In 2018 and 2019 Brady got frustrated, primarily with his receiving corps, and Bill's astute moves to bring in Josh Gordon and Brown ultimately failed, as did his gamble on N'Keal Harry as a first-round receiver. In 2018 Brady was at his best in the miracle comeback against Atlanta, helped by a miracle catch by Julian Edelman which at least partly undid the David Tyree helmet grab. In 2019, with Gronk retired and Danny Amendola and Chris Hogan gone, he threw to Edelman whenever possible and rode them to a 12-4 season including a tough 23-16 loss to KC which, given a break or two from the officials (especially Harry's one good TD of the season mistakenly called back), they might have won. They were surprised by the Titans in the playoffs, and Brady's frustration was evident.
This year Belichick took a lot of fire for saying quite honestly that the Pats had over-extended to maintain a dynasty, and paid the price in 2020. Bill was accused of making excuses but he was telling the truth, and GM Bill couldn't rescue Coach Bill. Even so, despite free agency departures and Covid opt out of three key veteran starters, they were competitive, and had Covid not seemed to affect Cam Newton as much as it did, they might have done better than 7-9. Think of them, potentially, as a team like the 2019 Bucs, waiting for a Tom Brady (and a Gronk). Brady and Belichick were a perfect pair, able together to dissect opponents with a ruthless brilliance and able to capitalize on the idiosyncrasies of each season's team. That Brady could move to Tampa and win in his first season cements his legacy. It doesn't erase Belichick's.
The odds-makers like KC to win the 2022 Super Bowl more than Tampa, and I said the same thing after the game. Repeating is difficult for three main reasons. You have to hold the core of the team together when a Super Bowl win makes your free agents more attractive to other teams: Gronk, Fournette, Godwin, Brown, Barrett, Ndamukong Suh and David are all free agents; a couple of those guys will be hard to replace. Second, your schedule gets tougher as the Super Bowl winner. Third, and probably the most important but least quantifiable, lots of things that went right for you aren't guaranteed to go right the following year: injuries being the most obvious, but also the kind of breaks that turn games around, and it doesn't take many to turn an 11-5 Super Bowl year into a 10-6 year where you just miss the playoffs or a 12-4 year where you get upset in your first playoff game.
I looked at this game as a sort of Last Stand for an old school form of offense: the classic dropback passer in a downfield system; something that goes back to the Van Brocklin Rams under Clark Shaughnessy, via Sid Gillman right up to the modern day. It was like a two-dimensional system giving way to a 3-D multi-leveled offense, run by a QB more like a deep-throwing basketball point guard than anything else.
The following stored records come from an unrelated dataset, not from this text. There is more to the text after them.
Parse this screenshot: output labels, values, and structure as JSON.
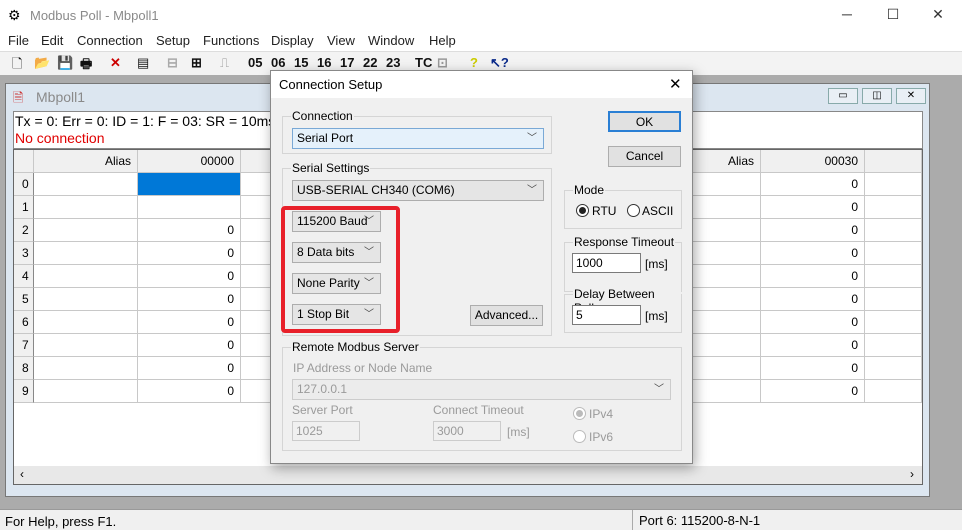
{
  "app": {
    "title": "Modbus Poll - Mbpoll1",
    "minimize": "─",
    "maximize": "☐",
    "close": "✕"
  },
  "menu": [
    "File",
    "Edit",
    "Connection",
    "Setup",
    "Functions",
    "Display",
    "View",
    "Window",
    "Help"
  ],
  "toolbar": {
    "codes": [
      "05",
      "06",
      "15",
      "16",
      "17",
      "22",
      "23"
    ],
    "tc": "TC"
  },
  "child": {
    "title": "Mbpoll1",
    "status_line": "Tx = 0: Err = 0: ID = 1: F = 03: SR = 10ms",
    "connection_status": "No connection",
    "connection_status_color": "#e00000"
  },
  "grid": {
    "left_headers": [
      "Alias",
      "00000"
    ],
    "right_headers": [
      "Alias",
      "00030"
    ],
    "row_numbers": [
      "0",
      "1",
      "2",
      "3",
      "4",
      "5",
      "6",
      "7",
      "8",
      "9"
    ],
    "left_values": [
      "",
      "",
      "0",
      "0",
      "0",
      "0",
      "0",
      "0",
      "0",
      "0"
    ],
    "right_values": [
      "0",
      "0",
      "0",
      "0",
      "0",
      "0",
      "0",
      "0",
      "0",
      "0"
    ],
    "selected_color": "#0078d7"
  },
  "statusbar": {
    "help": "For Help, press F1.",
    "port": "Port 6: 115200-8-N-1"
  },
  "dialog": {
    "title": "Connection Setup",
    "close": "✕",
    "connection_label": "Connection",
    "connection_value": "Serial Port",
    "ok": "OK",
    "cancel": "Cancel",
    "serial_label": "Serial Settings",
    "port_value": "USB-SERIAL CH340 (COM6)",
    "baud": "115200 Baud",
    "data_bits": "8 Data bits",
    "parity": "None Parity",
    "stop_bits": "1 Stop Bit",
    "advanced": "Advanced...",
    "mode_label": "Mode",
    "mode_rtu": "RTU",
    "mode_ascii": "ASCII",
    "mode_selected": "RTU",
    "response_timeout_label": "Response Timeout",
    "response_timeout": "1000",
    "ms": "[ms]",
    "delay_label": "Delay Between Polls",
    "delay": "5",
    "remote_label": "Remote Modbus Server",
    "ip_label": "IP Address or Node Name",
    "ip_value": "127.0.0.1",
    "server_port_label": "Server Port",
    "server_port": "1025",
    "connect_timeout_label": "Connect Timeout",
    "connect_timeout": "3000",
    "ipv4": "IPv4",
    "ipv6": "IPv6",
    "ip_selected": "IPv4",
    "highlight_color": "#e8202a"
  }
}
It used to be the Madden game tried to look more like the NFL; today the NFL tries to look more like Madden. Mahomes is the evolutionary QB, and though pocket passers are not dead, they are evolving too (Joe Burrow, Justin Herbert). Brady said he wants to play until he's 45? He isn't going to evolve much, and Mahomes is, of course, his heir apparent. Of course Brady may always be one injury away from retirement, but most guys his age would take the opportunity to go out on a Super Bowl high, their reputation secure for almost ever. But I don't think that's what appeals to Tom Brady. I think Brady is the ultimate carrier of a chip under his shoulder pads. He will always be the guy who kept getting passed by at Michigan. Who got passed by in the draft. Who got identified as a pawn in chessmaster Bill Belichick's game.
I think all Brady really wants is to keep proving people wrong, and to do that by winning. That's why he plays the game, to win, and as long as he can, he'll probably want to keep playing.